“My Worries Are a Toddler and I’m a Young Mother Crouching in a Bathtub” by Christine Naprava

My Worries Are a Toddler and I’m a Young Mother Crouching in a Bathtub

My worries, I water them in fears night and morning with my tears like William Blake did his
wrath, and I feed them mandarin oranges as they screech and form sentences and kick their
legs in a high chair they’ll soon grow out of. I sit my worries in front of a television set
that’s been bolted to the entertainment center with screws grey and strong, and I steal
away to the bathroom with my phone in hand, eyes already brimming with tears
salty, tears two years postpartum. I’m that mother on TikTok who sobs in a
bathtub with no water because her kids haven’t yet figured out her hiding
place. Like her, I shut the door behind me but leave it unlocked, a
challenge for my worries, which are short but smart, clever with
tiny probing fingers that are just learning to test boundaries,
and for an added layer of defense, I draw my invisibility
cloak with the mold in climbing blooms of black
closed. I know with certainty that for dinner
water will be boiled in a pot gone burnt at
the base and salt and then Rigatoni will
be added to that pot, and in another
pot smaller in size, Francesco
Rinaldi will warm and then
bubble when left to warm
for too long, and my
worries, they’ll
wail and make
a mess that
only I can
but for five
or fifteen minutes,
my worries are engrossed
in Cocomelon and the bathtub,
cool and hard, bends with my spine,
and my mind is as numb as the
water I should run but won’t
because to waste water
costs money and my
toddler needs
to eat.

Christine Naprava is a writer from South Jersey.
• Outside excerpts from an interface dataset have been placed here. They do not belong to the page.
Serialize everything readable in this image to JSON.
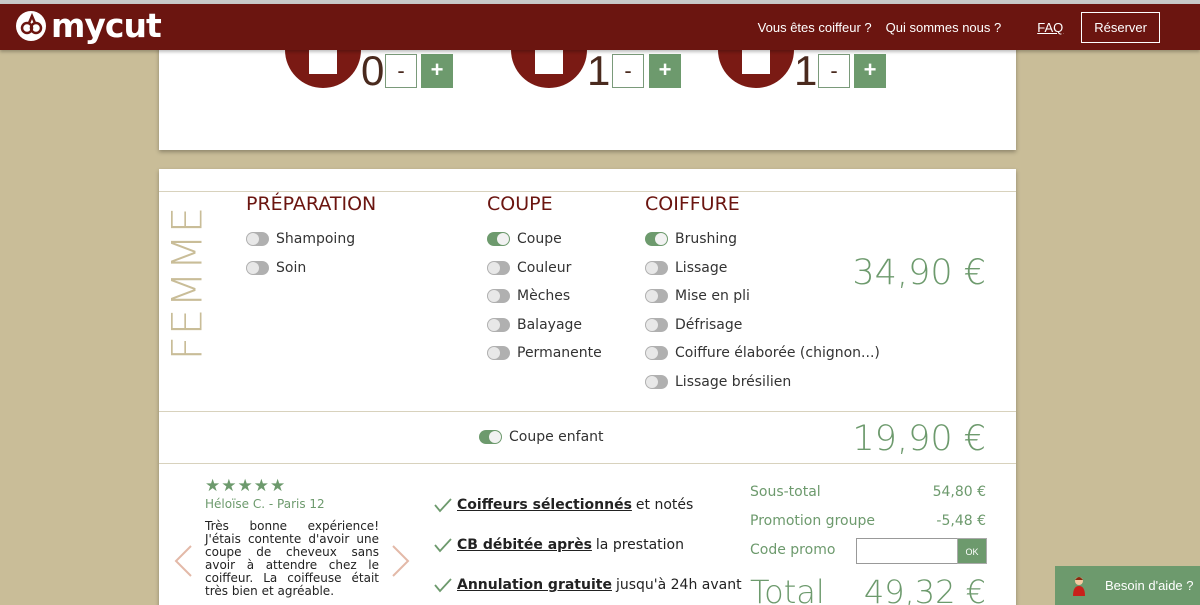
{
  "header": {
    "logo_text": "mycut",
    "nav": [
      "Vous êtes coiffeur ?",
      "Qui sommes nous ?"
    ],
    "faq": "FAQ",
    "reserve": "Réserver"
  },
  "persons": [
    {
      "count": "0",
      "minus": "-",
      "plus": "+"
    },
    {
      "count": "1",
      "minus": "-",
      "plus": "+"
    },
    {
      "count": "1",
      "minus": "-",
      "plus": "+"
    }
  ],
  "femme": {
    "label": "FEMME",
    "columns": [
      {
        "title": "PRÉPARATION",
        "options": [
          {
            "label": "Shampoing",
            "on": false
          },
          {
            "label": "Soin",
            "on": false
          }
        ]
      },
      {
        "title": "COUPE",
        "options": [
          {
            "label": "Coupe",
            "on": true
          },
          {
            "label": "Couleur",
            "on": false
          },
          {
            "label": "Mèches",
            "on": false
          },
          {
            "label": "Balayage",
            "on": false
          },
          {
            "label": "Permanente",
            "on": false
          }
        ]
      },
      {
        "title": "COIFFURE",
        "options": [
          {
            "label": "Brushing",
            "on": true
          },
          {
            "label": "Lissage",
            "on": false
          },
          {
            "label": "Mise en pli",
            "on": false
          },
          {
            "label": "Défrisage",
            "on": false
          },
          {
            "label": "Coiffure élaborée (chignon...)",
            "on": false
          },
          {
            "label": "Lissage brésilien",
            "on": false
          }
        ]
      }
    ],
    "price": "34,90 €"
  },
  "enfant": {
    "label": "Coupe enfant",
    "on": true,
    "price": "19,90 €"
  },
  "review": {
    "stars": "★★★★★",
    "author": "Héloïse C. - Paris 12",
    "text": "Très bonne expérience! J'étais contente d'avoir une coupe de cheveux sans avoir à attendre chez le coiffeur. La coiffeuse était très bien et agréable."
  },
  "features": [
    {
      "bold": "Coiffeurs sélectionnés",
      "rest": "et notés"
    },
    {
      "bold": "CB débitée après",
      "rest": "la prestation"
    },
    {
      "bold": "Annulation gratuite",
      "rest": "jusqu'à 24h avant"
    }
  ],
  "summary": {
    "subtotal_label": "Sous-total",
    "subtotal": "54,80 €",
    "promo_group_label": "Promotion groupe",
    "promo_group": "-5,48 €",
    "promo_code_label": "Code promo",
    "promo_code_value": "",
    "ok": "OK",
    "total_label": "Total",
    "total": "49,32 €"
  },
  "help": {
    "label": "Besoin d'aide ?"
  },
  "colors": {
    "brand": "#6b1510",
    "accent": "#6d9a6d",
    "background": "#c9bd98"
  }
}
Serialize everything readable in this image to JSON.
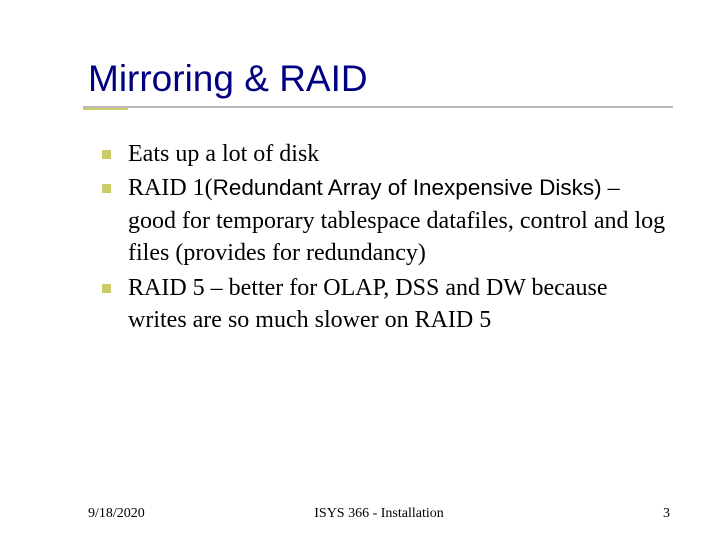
{
  "title": "Mirroring & RAID",
  "bullets": [
    {
      "text_a": "Eats up a lot of disk",
      "sans": "",
      "text_b": ""
    },
    {
      "text_a": "RAID 1(",
      "sans": "Redundant Array of Inexpensive Disks)",
      "text_b": " – good for temporary tablespace datafiles, control and log files (provides for redundancy)"
    },
    {
      "text_a": "RAID 5 – better for OLAP, DSS and DW because writes are so much slower on RAID 5",
      "sans": "",
      "text_b": ""
    }
  ],
  "footer": {
    "date": "9/18/2020",
    "center": "ISYS 366 - Installation",
    "page": "3"
  }
}
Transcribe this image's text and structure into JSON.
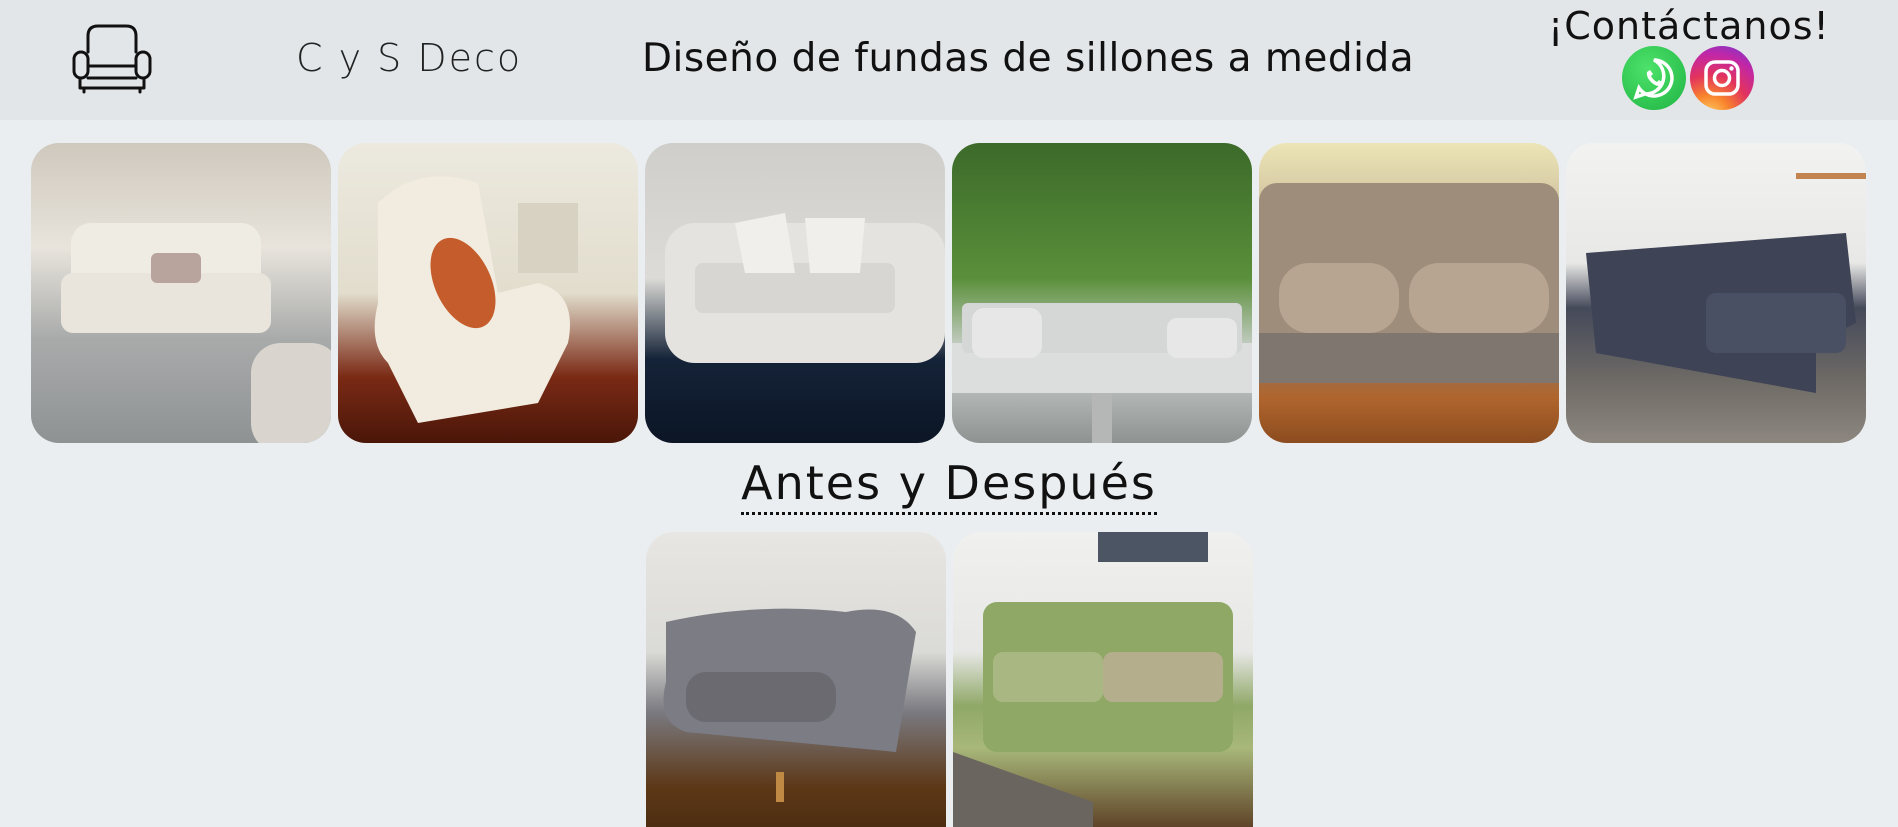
{
  "header": {
    "logo_icon": "armchair-icon",
    "brand": "C y S Deco",
    "tagline": "Diseño de fundas de sillones a medida",
    "contact_title": "¡Contáctanos!",
    "social": [
      {
        "name": "whatsapp",
        "icon": "whatsapp-icon",
        "color": "#25d366"
      },
      {
        "name": "instagram",
        "icon": "instagram-icon",
        "color": "#e2335e"
      }
    ]
  },
  "gallery": {
    "photos": [
      {
        "icon": "sofa-photo"
      },
      {
        "icon": "armchair-photo"
      },
      {
        "icon": "sofa-photo"
      },
      {
        "icon": "bench-photo"
      },
      {
        "icon": "sofa-photo"
      },
      {
        "icon": "sectional-sofa-photo"
      }
    ]
  },
  "before_after": {
    "title": "Antes y Después",
    "photos": [
      {
        "icon": "sofa-photo"
      },
      {
        "icon": "sofa-photo"
      }
    ]
  },
  "colors": {
    "header_bg": "#e2e6e9",
    "page_bg": "#eaeef0"
  }
}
Her work has appeared or is forthcoming in Contrary Magazine, Kissing Dynamite, The Friday Poem, Drunk Monkeys, and Overheard Lit, among others. You can find her on Twitter @CNaprava and Instagram @cnaprava.